What are the latest research findings on beta-carotene? Please give other resources for this search about conflicting reports.
— Curious Carrot
Dear Curious Carrot,
Beta-carotene has become an increasingly popular topic in the field of nutrition. High in antioxidants, beta-carotene is a nutrient found in foods like carrots, spinach, and kale. Recent studies have revealed possible links between adequate beta-carotene intake and slower progression of diseases like Age-Related Macular Degeneration and various types of cancer. However, excessive beta-carotene consumption has not been shown to fully prevent these diseases, and too much of it can actually be very harmful.
In the case of Age-Related Macular Degeneration, a study published in the Journal of the American Medical Association found an inverse association between above-average intake of beta-carotene (up to 13 times the average amount) and the development and progression of macular degeneration among the elderly. However, the 35 percent reduced risk demonstrated by this study cannot be attributed exclusively to beta-carotene, because other nutrients, including zinc and vitamins C and E, were consumed in excessive amounts as well.
In a different study, beta-carotene supplements taken along with increased Vitamin E, selenium, and zinc over a period of seven years was associated with lower total cancer incidence and all-cause mortality in men. Because many men are deficient in beta-carotene, they may benefit significantly from increased beta-carotene consumption (enough to bring them to what is referred to as a “baseline,” or average level). However, for women, many of whom do not experience natural beta-carotene deficiency due to their unique set of hormones and lipid and nutrient transport methods, supplementation had no measurable benefits. Further, the same study demonstrated that increased beta-carotene consumption in individuals experiencing the initial phases of cancer development was actually harmful.
A 2010 study published in the Journal of Nutrition demonstrates that although it is often said that natural sources of beta-carotene from fruits and vegetables are more easily absorbed by the body, foods and supplements fortified with beta-carotene and Vitamin A are not harmful to the average person when consumed in moderate quantities (approximately seven milligrams per day). However, the study notes that beta-carotene levels and intake requirements are highly variable, so it is difficult to make blanket statements about recommended daily intake.

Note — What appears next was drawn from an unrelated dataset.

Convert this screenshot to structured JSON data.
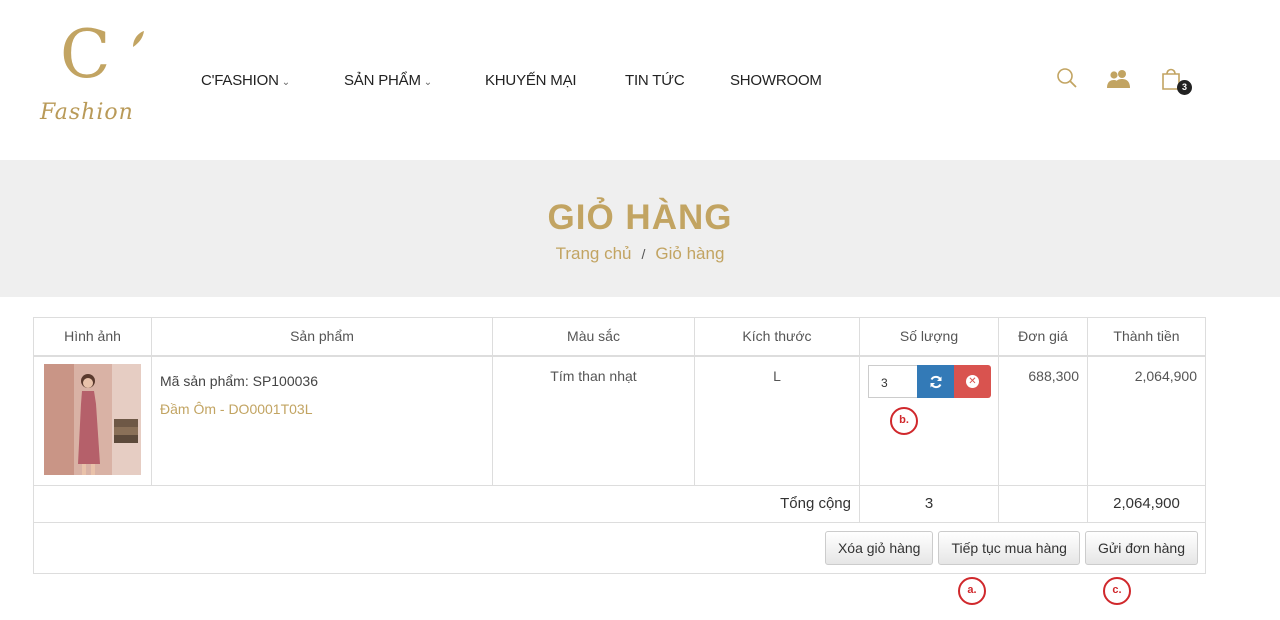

A more recent study from March 2012 reported that above-average beta-carotene consumption does not prevent skin cancer and adenoma recurrence, lung cancer, or total cancer. In fact, the study cites a separate clinical experiment called the Beta-Carotene and Retinol Efficiency Trial, in which it was proven that lung cancer was 39% more likely among individuals who consumed high levels of beta-carotene and either smoked or were previously exposed to asbestos. At best, a U.S. Preventive Services Task Force (USPSTF) study found that beta-carotene had no effect on cancer or cardiovascular disease development among older adults, and that overall cancer development was actually facilitated by excessive beta-carotene consumption among heavy smokers. Therefore, the USPSTF does not recommend beta-carotene supplements, and reinforces that no supplements can take the place of a healthy diet. Indeed, there is no evidence that beta-carotene from natural food sources is harmful to smokers or any other population.
If you’re a Columbia student and you have more questions about beta-carotene or any other nutrient, you can make an appointment with a health care provider or registered dietician at Medical Services on the Morningside campus, or with Student Health at the Medical Center campus. In the meantime, for more information about nutrition, check out Columbia’s get balanced! Guide for Healthier Eating, the other nutrition resources, as well as the related questions linked below.